– listen to the sounds around you and the sound of your breath
– wiggle your toes and fingers and bounce your legs a few times (bending the knees)
– sit against a wall and bend your legs enough where you feel your leg muscles come online, take a few breaths
– smell an essential oil
– chew gum or take a drink of water
– squeeze your hands together or lightly tap your legs
There are many ways to do this. To list a few, we may want to contemplate:
– who are my most important support people in my life who I can reach out to at any time? Who I can call, text, email, or be in contact with somehow if I need support. Who can give space and care for all of my feelings and experiences? If I don’t have any, how can I find one (a therapist or mentor, a hotline where I can talk to someone anonymous)?
– what are my body based self care practices that help me feel better?
— touch: movement practices, exercise, favorite fabrics and skin based feelings (shower, bath, blanket, cuddling with pets and people that feel safe)
— sounds: music, natural world sounds, silence, white noise, pets, favorite person’s voice
— visuals: the most nourishing sights either in person or in a photo, the face of a loved one, videos, humor, sports, dance pieces, artwork. Envision someone or something that feels safe to me and meditate on it
— scent: favorite soothing scents, food, drinks, essential oils and lotions, flowers, familiar soothing people, natural world scents
— tastes: hot tea, cool water, hydrating drinks, comfort food that also helps bodies grounded and nourished, favorite meals and snacks, chewing gum
– how can I tend to my emotions? Where are my safe spaces inside of myself and also people and containers I feel safe with and can go to for processing and releasing my emotions? Where I get to say what I feel and think without being judged or shamed? Journal. Positive internal self-talk.
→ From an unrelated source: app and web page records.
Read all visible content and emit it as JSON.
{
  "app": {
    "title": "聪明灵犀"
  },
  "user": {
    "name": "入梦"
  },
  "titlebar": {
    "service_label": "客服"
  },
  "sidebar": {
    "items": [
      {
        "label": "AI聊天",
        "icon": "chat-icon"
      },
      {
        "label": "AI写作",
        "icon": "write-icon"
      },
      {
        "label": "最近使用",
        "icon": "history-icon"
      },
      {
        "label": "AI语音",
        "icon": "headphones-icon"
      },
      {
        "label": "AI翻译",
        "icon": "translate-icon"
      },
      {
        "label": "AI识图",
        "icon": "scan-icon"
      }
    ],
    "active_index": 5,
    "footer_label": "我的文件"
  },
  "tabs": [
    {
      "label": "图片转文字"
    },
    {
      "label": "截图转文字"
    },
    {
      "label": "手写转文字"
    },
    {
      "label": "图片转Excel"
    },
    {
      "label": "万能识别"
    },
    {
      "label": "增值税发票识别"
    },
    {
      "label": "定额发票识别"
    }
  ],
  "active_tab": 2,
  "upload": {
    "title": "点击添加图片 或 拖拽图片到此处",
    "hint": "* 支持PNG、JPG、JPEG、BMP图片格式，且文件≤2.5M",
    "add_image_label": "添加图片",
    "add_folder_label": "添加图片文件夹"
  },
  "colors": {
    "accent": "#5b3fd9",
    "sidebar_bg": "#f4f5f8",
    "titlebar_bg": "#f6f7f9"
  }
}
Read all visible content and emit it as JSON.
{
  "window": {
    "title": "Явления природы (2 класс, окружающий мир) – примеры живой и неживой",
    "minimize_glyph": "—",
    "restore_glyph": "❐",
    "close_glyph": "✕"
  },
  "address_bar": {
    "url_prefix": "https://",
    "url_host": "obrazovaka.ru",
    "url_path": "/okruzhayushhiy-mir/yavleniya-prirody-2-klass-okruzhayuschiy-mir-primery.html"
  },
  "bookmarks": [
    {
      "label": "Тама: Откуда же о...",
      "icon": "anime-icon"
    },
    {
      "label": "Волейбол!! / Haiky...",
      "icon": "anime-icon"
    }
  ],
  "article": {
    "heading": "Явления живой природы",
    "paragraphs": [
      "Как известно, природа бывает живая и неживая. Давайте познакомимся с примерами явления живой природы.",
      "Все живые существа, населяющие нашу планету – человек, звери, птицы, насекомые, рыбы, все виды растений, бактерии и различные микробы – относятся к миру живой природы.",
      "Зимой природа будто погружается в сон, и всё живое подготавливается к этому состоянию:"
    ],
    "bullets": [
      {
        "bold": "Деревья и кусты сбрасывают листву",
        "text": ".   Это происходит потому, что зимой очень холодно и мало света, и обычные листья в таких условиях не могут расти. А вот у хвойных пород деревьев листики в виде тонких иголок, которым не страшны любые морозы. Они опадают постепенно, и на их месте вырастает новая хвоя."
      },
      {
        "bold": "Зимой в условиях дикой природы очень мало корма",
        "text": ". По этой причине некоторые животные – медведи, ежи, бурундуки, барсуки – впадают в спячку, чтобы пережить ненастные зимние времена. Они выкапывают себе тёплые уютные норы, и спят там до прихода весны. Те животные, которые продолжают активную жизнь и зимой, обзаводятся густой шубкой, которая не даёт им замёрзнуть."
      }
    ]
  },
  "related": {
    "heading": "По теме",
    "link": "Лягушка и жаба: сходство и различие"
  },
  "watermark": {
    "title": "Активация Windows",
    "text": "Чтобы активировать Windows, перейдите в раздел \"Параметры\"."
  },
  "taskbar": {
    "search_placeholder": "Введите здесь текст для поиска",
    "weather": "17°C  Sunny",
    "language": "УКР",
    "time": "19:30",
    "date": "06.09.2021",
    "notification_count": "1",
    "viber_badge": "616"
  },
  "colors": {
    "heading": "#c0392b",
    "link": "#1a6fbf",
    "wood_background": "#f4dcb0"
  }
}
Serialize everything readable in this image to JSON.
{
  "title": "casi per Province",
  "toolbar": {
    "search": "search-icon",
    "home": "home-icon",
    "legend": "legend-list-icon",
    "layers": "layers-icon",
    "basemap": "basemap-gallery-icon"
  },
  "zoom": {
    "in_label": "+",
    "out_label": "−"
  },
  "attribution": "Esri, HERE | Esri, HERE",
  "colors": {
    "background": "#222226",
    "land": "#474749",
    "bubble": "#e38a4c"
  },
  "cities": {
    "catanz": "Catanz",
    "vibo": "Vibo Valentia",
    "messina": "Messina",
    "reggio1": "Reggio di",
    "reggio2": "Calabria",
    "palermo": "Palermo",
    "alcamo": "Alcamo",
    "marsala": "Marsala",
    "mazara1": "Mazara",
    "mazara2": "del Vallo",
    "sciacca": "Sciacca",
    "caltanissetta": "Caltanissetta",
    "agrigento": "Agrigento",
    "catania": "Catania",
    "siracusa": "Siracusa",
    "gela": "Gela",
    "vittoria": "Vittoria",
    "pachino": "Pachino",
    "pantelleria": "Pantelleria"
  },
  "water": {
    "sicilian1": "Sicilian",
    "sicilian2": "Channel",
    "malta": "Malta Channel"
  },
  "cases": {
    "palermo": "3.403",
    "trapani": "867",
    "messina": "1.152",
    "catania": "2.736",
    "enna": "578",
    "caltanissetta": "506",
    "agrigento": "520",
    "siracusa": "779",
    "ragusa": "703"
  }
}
Friends, family, allies, groups, supports in life.
– if I am not able to access my emotions, how do I tolerate my distress? I need to find distractions that can interrupt what I’m currently in so I can put it on pause, use imagery, sensory based self care listed above, positive mental messages, take breaks from drowning by finding a resource. Hold an ice cube. Wash hands and face. Take a cool shower. Push up against a wall and feel the boundary of my body. Take a mental “break” and go somewhere safe in the mind.
When Nothing Works
If none of this lands or helps, it might be time to seek professional help. There is no shame in this, I do it and benefit from it. I am always advocating for getting professional support. Find someone who you know will be safe and open to you. Ask your community for specific referrals if you have a concern or specific need. Find a psychotherapist. A bodyworker who can hold space that is attuned and permissive to your process. A cranial sacral therapist to soothe the nervous system. A support group. If that’s not accessible, call a hotline. Walk into a crisis center at a mental health agency, many are 24 hours (in Boulder and Denver there are 24 hour crisis centers). If you feel unsafe and worried for your own safety due to worries of harming yourself or suicide, walk yourself into a crisis office or an emergency room. Talk with someone. If you need a referral, please write to me with requests. Here are a few numbers, save them to your phone if you feel like they may be helpful so you don’t have to look them up in the moment.
Trans life-line: 877-565-8860
Veterans Crisis Line: 800-273-8255
National Suicide Hotline: 800-273-8255
National Sexual Assault Hotline: 800-656-4673
This country has already been in trouble. With any elected candidate, some major issues have been needing attention for years and years. With the results of this election, we are faced with more intensity. It’s worse than many people expected. The question for all of us is, what are we going to do with that?
My Door is Open
If you are in need of support, please reach out. In every way I know how to be, I try my best to be a culturally aware and competent counselor. I would love to offer you support if you are in need. Finances need not be a prohibitive of getting help. I am happy to talk with you or to connect you with someone who will be a good fit based on your circumstance. Blessings and warmth to you in the midst of this process, with love, Alicia